Action item
Print, exactly and completely, the data that appears below.

Listed entries
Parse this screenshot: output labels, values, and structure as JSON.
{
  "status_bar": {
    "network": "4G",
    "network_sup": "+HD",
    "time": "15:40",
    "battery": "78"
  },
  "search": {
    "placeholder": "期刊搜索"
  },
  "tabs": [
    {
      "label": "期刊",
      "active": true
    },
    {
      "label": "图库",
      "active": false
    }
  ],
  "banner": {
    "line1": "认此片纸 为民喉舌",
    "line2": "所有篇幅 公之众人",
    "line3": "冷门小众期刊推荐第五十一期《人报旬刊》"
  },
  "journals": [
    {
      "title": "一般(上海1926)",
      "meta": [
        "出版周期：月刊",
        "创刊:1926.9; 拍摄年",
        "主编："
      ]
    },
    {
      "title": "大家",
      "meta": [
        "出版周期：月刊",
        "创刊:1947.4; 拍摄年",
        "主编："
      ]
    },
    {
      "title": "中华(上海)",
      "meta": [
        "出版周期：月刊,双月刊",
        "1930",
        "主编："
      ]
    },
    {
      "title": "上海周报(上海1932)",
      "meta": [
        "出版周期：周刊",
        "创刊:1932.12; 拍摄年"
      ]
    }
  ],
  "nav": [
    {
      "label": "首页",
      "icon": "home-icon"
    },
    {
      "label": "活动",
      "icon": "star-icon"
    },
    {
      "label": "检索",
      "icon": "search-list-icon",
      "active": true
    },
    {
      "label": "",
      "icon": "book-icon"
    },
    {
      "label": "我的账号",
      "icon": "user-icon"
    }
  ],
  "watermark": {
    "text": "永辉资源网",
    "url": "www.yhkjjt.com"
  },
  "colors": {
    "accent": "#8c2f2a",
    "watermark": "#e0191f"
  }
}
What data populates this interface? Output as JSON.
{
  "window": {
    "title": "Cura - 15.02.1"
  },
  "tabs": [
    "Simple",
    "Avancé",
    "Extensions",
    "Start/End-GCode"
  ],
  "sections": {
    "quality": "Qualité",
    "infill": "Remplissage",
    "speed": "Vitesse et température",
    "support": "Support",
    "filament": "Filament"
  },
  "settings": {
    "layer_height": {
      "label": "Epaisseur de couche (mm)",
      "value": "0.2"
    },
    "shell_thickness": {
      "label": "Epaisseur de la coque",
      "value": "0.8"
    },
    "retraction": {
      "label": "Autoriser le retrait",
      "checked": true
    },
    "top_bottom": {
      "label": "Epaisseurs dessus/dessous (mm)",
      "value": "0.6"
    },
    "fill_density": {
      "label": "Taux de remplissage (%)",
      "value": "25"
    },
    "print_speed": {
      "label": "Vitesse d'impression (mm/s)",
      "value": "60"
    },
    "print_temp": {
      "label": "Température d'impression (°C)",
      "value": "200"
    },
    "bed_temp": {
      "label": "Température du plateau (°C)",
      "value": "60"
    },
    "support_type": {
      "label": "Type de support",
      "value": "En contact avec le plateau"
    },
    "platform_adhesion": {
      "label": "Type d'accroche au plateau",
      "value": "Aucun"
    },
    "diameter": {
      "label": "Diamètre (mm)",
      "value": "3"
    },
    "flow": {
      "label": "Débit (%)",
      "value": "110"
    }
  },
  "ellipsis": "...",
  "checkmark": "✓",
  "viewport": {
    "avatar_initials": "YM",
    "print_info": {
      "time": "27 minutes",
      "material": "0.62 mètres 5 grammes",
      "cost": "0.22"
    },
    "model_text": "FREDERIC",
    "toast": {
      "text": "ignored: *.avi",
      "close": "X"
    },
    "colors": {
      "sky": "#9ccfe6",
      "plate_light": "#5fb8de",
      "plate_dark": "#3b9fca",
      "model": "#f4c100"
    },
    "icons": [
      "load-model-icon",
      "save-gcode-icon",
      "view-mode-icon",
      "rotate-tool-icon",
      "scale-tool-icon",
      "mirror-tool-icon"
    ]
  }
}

Response to this exercise
Parse this screenshot: output labels, values, and structure as JSON.
{
  "status_bar": {
    "network": "4G",
    "network_sup": "+HD",
    "time": "15:40",
    "battery": "78"
  },
  "search": {
    "placeholder": "期刊搜索"
  },
  "tabs": [
    {
      "label": "期刊",
      "active": true
    },
    {
      "label": "图库",
      "active": false
    }
  ],
  "banner": {
    "line1": "认此片纸 为民喉舌",
    "line2": "所有篇幅 公之众人",
    "line3": "冷门小众期刊推荐第五十一期《人报旬刊》"
  },
  "journals": [
    {
      "title": "一般(上海1926)",
      "meta": [
        "出版周期：月刊",
        "创刊:1926.9; 拍摄年",
        "主编："
      ]
    },
    {
      "title": "大家",
      "meta": [
        "出版周期：月刊",
        "创刊:1947.4; 拍摄年",
        "主编："
      ]
    },
    {
      "title": "中华(上海)",
      "meta": [
        "出版周期：月刊,双月刊",
        "1930",
        "主编："
      ]
    },
    {
      "title": "上海周报(上海1932)",
      "meta": [
        "出版周期：周刊",
        "创刊:1932.12; 拍摄年"
      ]
    }
  ],
  "nav": [
    {
      "label": "首页",
      "icon": "home-icon"
    },
    {
      "label": "活动",
      "icon": "star-icon"
    },
    {
      "label": "检索",
      "icon": "search-list-icon",
      "active": true
    },
    {
      "label": "",
      "icon": "book-icon"
    },
    {
      "label": "我的账号",
      "icon": "user-icon"
    }
  ],
  "watermark": {
    "text": "永辉资源网",
    "url": "www.yhkjjt.com"
  },
  "colors": {
    "accent": "#8c2f2a",
    "watermark": "#e0191f"
  }
}
What data populates this interface? Output as JSON.
{
  "window": {
    "title": "Cura - 15.02.1"
  },
  "tabs": [
    "Simple",
    "Avancé",
    "Extensions",
    "Start/End-GCode"
  ],
  "sections": {
    "quality": "Qualité",
    "infill": "Remplissage",
    "speed": "Vitesse et température",
    "support": "Support",
    "filament": "Filament"
  },
  "settings": {
    "layer_height": {
      "label": "Epaisseur de couche (mm)",
      "value": "0.2"
    },
    "shell_thickness": {
      "label": "Epaisseur de la coque",
      "value": "0.8"
    },
    "retraction": {
      "label": "Autoriser le retrait",
      "checked": true
    },
    "top_bottom": {
      "label": "Epaisseurs dessus/dessous (mm)",
      "value": "0.6"
    },
    "fill_density": {
      "label": "Taux de remplissage (%)",
      "value": "25"
    },
    "print_speed": {
      "label": "Vitesse d'impression (mm/s)",
      "value": "60"
    },
    "print_temp": {
      "label": "Température d'impression (°C)",
      "value": "200"
    },
    "bed_temp": {
      "label": "Température du plateau (°C)",
      "value": "60"
    },
    "support_type": {
      "label": "Type de support",
      "value": "En contact avec le plateau"
    },
    "platform_adhesion": {
      "label": "Type d'accroche au plateau",
      "value": "Aucun"
    },
    "diameter": {
      "label": "Diamètre (mm)",
      "value": "3"
    },
    "flow": {
      "label": "Débit (%)",
      "value": "110"
    }
  },
  "ellipsis": "...",
  "checkmark": "✓",
  "viewport": {
    "avatar_initials": "YM",
    "print_info": {
      "time": "27 minutes",
      "material": "0.62 mètres 5 grammes",
      "cost": "0.22"
    },
    "model_text": "FREDERIC",
    "toast": {
      "text": "ignored: *.avi",
      "close": "X"
    },
    "colors": {
      "sky": "#9ccfe6",
      "plate_light": "#5fb8de",
      "plate_dark": "#3b9fca",
      "model": "#f4c100"
    },
    "icons": [
      "load-model-icon",
      "save-gcode-icon",
      "view-mode-icon",
      "rotate-tool-icon",
      "scale-tool-icon",
      "mirror-tool-icon"
    ]
  }
}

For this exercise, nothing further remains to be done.